Charity Logo

Charity Logo

Charity of the Month


In December I am riding for Heifer International. Founded in 1944, Heifer International works with communities around the world to end hunger and poverty and to care for the Earth. Its approach is more than a handout. Heifer provides animals (e.g., heifers, goats, water buffalos, chickens, rabbits, fish, and bees) and training to impoverished people in over 30 countries. The animals can give milk, meat, or eggs; provide draft power; or form the basis of a small business. Communities make their own decisions about what crops, animals, and market strategies make sense for their everyday conditions and experiences.

Heifer International is based on 12 Cornerstones, such as Sustainability; Genuine Need and Justice; and Gender and Family Focus. Perhaps the best known Cornerstone is Passing on the Gift, in which Heifer recipient families pass on the offspring of their animals to others in need. In this way, whole communities can raise their standard of living.

A donation to Heifer International also can make a wonderful alternative holiday gift. Instead of yet another sweater for Grandma that she really doesn’t need, why not donate a Heifer animal or a share of an animal in her honor? Does your child really need so many new toys? Instead of five new toys, give him/her three new toys and a Heifer flock of chicks. Heifer has honor cards to let your loved ones know of your gift on their behalf.

I have set up a Team Heifer page to support Heifer International through A Year of Centuries. My goal is to raise $500. Please make your donation through If you would like more information about Heifer’s work, please visit Whether you give to honor a loved one or make a regular donation, thank you for taking steps to transform the world for the better.

Thursday, August 15, 2013

Oh, Behave!

The ASPCA seeks to help people build healthy, strong, loving bonds with their pets.  Behavioral problems are a major reason that pets end up in animal shelters.  This doesn’t have to be the case.  Veterinarians or animal behavior specialists can help resolve minor behavior problems before they become major.  The ASPCA offers free pet-behavior advice through its virtual pet behaviorist team at   Additionally, the ASPCA spearheads studies of the behaviors of shelter pets to better understand what makes some animals more appealing to adopters than others.  Pet adopters should keep in mind that each animal truly is unique.

I learned new things about the physical uniqueness of animals at Zoo Atlanta.  Each giraffe has a different spot pattern, each gorilla has a different nose pattern, and each zebra has a different stripe pattern.  They are like fingerprints on humans.  I took this knowledge and started looking for the uniqueness of other animals.  For example, by paying attention to their comb patterns, I can differentiate between my chickens.  Also, I was amused to discover that the crows of roosters are different.  During last month’s century, Pedal for Pets, I was riding down a road and heard a rooster.  His cock-a-doodle-doo was much higher pitched than that of my two roosters.
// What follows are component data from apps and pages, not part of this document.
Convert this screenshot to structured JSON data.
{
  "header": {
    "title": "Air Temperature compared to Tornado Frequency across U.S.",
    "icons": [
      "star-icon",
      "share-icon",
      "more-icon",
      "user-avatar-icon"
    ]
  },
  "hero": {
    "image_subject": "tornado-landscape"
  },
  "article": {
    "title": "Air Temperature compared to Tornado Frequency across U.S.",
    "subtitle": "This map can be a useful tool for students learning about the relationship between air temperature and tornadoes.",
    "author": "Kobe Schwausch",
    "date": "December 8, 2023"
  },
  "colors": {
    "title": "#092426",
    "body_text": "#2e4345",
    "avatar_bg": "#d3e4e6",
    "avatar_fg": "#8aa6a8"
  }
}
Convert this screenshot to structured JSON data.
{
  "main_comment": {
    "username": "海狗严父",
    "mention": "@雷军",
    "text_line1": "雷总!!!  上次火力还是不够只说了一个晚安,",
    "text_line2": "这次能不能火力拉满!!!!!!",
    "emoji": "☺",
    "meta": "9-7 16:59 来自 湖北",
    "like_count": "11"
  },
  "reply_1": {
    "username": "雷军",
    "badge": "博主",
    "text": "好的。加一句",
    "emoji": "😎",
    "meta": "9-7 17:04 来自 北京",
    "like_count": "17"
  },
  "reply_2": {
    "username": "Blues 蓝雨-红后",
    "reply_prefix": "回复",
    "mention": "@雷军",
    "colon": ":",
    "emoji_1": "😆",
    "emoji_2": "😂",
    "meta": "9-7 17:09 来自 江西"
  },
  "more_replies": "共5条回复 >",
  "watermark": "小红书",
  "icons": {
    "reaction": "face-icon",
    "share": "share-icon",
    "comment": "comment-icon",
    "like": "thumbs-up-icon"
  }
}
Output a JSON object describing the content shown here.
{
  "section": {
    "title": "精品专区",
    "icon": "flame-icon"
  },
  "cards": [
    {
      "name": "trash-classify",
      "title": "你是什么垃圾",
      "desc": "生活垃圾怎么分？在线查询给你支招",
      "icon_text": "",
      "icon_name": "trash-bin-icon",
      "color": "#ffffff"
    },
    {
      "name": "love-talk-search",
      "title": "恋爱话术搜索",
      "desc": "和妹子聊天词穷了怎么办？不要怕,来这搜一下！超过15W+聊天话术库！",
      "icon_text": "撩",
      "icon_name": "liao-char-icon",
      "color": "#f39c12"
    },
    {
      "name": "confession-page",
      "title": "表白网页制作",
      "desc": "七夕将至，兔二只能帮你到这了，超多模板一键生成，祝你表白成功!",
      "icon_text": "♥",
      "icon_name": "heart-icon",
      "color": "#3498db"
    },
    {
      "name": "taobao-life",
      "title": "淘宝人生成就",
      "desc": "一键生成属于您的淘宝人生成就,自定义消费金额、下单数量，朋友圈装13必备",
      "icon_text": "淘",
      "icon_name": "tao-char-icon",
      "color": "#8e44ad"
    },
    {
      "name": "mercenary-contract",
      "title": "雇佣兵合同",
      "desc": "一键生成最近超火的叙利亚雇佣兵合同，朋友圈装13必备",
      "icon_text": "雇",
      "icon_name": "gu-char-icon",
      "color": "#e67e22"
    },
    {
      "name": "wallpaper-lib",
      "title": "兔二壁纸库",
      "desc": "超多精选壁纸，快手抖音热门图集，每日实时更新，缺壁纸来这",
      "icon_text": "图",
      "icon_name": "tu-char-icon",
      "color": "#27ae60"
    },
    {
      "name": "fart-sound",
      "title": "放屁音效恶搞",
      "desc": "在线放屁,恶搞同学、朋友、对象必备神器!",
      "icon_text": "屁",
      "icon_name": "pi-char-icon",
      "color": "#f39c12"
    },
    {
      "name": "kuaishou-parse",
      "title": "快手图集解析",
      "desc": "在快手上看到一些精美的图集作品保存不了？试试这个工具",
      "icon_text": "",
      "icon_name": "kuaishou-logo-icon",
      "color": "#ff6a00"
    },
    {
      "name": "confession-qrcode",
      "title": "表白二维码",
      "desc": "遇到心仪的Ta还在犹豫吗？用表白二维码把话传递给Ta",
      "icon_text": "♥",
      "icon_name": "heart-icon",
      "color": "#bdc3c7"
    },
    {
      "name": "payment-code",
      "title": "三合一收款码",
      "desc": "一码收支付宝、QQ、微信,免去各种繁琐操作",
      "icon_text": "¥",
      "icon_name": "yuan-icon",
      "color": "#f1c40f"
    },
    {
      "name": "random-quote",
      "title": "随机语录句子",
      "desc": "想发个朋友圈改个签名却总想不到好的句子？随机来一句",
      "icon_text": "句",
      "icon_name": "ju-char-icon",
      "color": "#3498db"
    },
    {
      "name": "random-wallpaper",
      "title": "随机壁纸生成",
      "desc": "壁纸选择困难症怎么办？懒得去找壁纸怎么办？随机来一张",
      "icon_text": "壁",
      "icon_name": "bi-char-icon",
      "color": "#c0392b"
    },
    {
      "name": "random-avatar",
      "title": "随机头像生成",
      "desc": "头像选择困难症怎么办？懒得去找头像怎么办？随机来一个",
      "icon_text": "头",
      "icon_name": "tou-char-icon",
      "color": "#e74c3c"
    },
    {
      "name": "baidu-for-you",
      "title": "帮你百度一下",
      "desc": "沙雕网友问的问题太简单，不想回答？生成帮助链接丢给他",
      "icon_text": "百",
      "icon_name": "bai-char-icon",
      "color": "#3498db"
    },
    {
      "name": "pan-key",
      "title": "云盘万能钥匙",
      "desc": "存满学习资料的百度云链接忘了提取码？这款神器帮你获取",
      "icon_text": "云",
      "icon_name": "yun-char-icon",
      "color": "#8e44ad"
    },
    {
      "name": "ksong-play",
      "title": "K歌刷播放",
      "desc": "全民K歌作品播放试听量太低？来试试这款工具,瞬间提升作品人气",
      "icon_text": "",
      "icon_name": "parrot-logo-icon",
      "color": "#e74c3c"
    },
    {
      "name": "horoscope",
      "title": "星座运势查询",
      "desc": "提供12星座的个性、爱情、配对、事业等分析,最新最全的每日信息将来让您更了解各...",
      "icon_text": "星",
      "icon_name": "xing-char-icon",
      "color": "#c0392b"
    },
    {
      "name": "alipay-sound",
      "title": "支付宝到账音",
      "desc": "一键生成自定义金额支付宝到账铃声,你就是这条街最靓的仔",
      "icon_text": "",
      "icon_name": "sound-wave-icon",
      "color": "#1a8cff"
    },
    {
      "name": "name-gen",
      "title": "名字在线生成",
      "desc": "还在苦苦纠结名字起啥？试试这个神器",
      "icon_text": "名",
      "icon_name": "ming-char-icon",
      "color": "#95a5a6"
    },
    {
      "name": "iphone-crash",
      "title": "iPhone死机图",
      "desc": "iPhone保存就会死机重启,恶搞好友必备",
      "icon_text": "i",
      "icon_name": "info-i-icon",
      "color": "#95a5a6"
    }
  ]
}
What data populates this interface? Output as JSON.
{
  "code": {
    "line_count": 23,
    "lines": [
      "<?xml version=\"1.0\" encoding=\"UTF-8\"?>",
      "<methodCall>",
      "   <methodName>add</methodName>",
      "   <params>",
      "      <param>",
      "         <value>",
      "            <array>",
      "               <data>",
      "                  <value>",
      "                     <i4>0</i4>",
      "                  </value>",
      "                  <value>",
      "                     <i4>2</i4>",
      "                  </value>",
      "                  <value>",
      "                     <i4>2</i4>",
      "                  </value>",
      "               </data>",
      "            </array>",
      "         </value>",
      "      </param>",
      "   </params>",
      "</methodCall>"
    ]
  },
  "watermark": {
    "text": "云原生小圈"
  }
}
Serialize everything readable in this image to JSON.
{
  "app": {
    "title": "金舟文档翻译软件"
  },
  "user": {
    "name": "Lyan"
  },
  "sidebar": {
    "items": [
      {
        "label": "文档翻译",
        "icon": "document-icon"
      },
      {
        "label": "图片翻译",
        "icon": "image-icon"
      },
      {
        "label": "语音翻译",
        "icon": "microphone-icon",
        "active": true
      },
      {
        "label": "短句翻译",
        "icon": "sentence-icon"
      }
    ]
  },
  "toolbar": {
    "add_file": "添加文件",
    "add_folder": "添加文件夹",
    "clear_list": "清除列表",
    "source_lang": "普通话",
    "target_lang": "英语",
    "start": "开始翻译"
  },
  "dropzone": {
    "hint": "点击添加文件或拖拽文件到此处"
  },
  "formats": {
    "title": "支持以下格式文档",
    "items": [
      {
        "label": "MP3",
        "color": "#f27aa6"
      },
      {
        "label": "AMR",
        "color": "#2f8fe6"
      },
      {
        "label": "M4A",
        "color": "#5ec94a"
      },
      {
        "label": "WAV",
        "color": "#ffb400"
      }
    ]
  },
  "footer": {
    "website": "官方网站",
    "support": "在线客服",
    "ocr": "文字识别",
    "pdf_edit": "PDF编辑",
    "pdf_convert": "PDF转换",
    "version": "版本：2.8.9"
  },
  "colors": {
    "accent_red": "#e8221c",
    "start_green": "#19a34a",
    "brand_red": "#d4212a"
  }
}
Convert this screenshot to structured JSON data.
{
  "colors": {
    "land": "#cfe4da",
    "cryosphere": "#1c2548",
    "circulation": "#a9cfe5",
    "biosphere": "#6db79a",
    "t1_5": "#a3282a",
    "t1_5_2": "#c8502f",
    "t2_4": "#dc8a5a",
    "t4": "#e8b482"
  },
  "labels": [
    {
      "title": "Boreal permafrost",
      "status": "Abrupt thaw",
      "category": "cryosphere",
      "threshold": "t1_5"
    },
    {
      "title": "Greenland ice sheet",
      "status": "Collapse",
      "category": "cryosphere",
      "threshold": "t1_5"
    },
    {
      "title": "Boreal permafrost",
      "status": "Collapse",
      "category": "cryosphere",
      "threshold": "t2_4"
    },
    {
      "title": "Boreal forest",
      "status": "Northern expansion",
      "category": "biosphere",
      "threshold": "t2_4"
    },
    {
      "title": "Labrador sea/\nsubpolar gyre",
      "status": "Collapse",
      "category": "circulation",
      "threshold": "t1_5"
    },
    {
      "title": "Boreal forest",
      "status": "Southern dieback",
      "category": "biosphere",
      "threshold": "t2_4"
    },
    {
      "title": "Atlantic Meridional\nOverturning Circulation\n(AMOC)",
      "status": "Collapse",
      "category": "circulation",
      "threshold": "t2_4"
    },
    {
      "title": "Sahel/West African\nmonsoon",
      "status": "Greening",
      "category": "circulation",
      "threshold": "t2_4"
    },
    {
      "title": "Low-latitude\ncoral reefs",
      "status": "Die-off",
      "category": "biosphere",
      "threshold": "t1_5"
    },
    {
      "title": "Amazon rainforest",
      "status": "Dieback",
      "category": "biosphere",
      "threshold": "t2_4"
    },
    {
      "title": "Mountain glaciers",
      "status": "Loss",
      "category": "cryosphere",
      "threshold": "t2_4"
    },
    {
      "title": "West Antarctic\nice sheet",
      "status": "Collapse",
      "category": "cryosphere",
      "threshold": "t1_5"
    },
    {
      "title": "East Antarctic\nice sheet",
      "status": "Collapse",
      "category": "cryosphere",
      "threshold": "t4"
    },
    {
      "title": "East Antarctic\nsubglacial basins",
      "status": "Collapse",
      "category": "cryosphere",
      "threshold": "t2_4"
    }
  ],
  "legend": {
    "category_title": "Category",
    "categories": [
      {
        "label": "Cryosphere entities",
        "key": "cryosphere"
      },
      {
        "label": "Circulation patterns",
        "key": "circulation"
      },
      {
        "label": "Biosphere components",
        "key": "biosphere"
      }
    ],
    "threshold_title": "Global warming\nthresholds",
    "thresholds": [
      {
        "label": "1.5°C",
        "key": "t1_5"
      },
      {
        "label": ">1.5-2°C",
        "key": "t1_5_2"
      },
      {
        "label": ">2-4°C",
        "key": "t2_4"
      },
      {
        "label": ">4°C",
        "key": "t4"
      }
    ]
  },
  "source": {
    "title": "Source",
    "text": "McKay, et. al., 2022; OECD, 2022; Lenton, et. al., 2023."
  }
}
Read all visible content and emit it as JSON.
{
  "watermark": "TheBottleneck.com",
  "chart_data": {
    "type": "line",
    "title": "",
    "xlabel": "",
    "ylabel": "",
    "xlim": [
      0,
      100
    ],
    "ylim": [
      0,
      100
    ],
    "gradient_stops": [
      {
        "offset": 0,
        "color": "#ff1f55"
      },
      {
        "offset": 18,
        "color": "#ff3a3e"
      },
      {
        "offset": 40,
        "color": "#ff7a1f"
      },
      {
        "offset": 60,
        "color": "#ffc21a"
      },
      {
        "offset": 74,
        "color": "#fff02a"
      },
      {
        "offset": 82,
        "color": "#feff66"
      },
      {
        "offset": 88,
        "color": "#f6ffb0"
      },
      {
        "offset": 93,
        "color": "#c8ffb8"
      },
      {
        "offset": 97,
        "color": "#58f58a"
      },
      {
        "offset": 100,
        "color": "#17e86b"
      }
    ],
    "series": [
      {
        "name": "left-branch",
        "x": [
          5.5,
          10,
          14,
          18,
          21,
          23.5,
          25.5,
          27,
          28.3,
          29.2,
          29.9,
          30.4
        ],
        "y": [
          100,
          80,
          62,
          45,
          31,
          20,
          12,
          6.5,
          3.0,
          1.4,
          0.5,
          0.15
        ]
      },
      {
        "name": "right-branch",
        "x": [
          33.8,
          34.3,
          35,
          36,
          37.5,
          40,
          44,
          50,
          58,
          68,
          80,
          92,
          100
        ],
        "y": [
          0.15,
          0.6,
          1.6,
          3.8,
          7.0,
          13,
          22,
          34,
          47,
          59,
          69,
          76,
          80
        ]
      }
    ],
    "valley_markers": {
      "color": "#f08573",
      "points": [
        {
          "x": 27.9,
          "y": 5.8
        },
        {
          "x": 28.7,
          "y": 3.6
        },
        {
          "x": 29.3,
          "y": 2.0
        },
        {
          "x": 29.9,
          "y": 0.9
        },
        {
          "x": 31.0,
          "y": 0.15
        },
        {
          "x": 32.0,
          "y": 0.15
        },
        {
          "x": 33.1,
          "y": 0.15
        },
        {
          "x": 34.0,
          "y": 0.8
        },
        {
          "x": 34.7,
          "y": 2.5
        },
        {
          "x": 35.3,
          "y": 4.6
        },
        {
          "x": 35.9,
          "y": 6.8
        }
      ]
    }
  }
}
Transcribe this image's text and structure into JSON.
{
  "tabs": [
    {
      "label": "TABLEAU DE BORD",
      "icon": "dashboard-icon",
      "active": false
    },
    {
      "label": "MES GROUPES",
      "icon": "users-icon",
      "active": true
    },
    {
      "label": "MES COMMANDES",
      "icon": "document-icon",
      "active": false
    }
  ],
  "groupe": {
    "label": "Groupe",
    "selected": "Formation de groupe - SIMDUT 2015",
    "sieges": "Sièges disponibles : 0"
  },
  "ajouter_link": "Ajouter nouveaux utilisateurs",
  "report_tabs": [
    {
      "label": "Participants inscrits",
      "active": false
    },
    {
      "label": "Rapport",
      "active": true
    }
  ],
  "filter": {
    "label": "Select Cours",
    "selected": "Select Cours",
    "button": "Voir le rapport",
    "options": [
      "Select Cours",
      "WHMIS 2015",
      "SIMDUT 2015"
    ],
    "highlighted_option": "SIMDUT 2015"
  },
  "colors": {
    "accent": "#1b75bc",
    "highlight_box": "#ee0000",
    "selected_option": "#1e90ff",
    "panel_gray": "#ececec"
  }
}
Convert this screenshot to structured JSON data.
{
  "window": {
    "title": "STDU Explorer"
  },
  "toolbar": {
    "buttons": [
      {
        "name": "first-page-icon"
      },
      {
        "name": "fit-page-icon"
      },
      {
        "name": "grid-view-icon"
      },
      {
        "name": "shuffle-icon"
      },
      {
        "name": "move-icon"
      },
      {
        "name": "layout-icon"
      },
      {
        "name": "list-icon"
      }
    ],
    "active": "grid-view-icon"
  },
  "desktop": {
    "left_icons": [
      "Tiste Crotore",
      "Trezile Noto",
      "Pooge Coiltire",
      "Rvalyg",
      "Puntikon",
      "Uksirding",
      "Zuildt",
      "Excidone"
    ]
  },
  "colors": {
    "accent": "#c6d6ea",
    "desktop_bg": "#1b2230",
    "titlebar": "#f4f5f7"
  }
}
If every animal is physically unique, it certainly makes sense that their personalities are different, too.  I’ve seen this firsthand with all of the dogs I’ve had over the years.  There has been something special about each one.  Usually, it’s something endearing, like the special bark that my cocker spaniel Garth had when he cornered a box turtle.  Then there’s my greyhound Cosmo, who has a shoe fetish.  (One of his nicknames is Imelda.)  If you leave your shoes within reach, Cosmo is likely to steal one and take it to the basement.  Fortunately, he doesn’t chew on them; he’s just a kleptomaniac:

The quirkiest dog I’ve had is my greyhound Mr. Spock.  Some of his habits are downright funny.  He eats breakfast at the same time I do.  When he finishes, he walks over to me and burps!  Mr. Spock is also a stickler for rules.  He knows what areas of the house are off limits.  If an interior door or dog barricade is left open for a moment and one of the other dogs slips through, Mr. Spock will just stand at the boundary he knows he’s not supposed to cross.  Sometimes he even scolds the other errant hound when he/she comes back.  Overall, though, Mr. Spock is pretty insecure.  He would be omega dog if I had that many.  He generally gets along with my other dogs, but I have learned that he doesn’t always act well around dogs outside of our pack.  Therefore, and unfortunately, I’m not able to take him to outings with my greyhound club or similar events with other dogs.  However, Mr. Spock loves people and behaves well when I take him to the local nursing home, the farmers market, or other places where it’s just humans.  The key has been to understand Mr. Spock and to work with his unique personality.

The ancient Greeks advised us to “know thyself.”  We also need to know our animals.  By learning about our pets’ individuality and, when necessary, taking appropriate corrective action early, we can help stop the abandonment of innocent animals and alleviate the senseless killing of adoptable animals.

No comments:

Post a Comment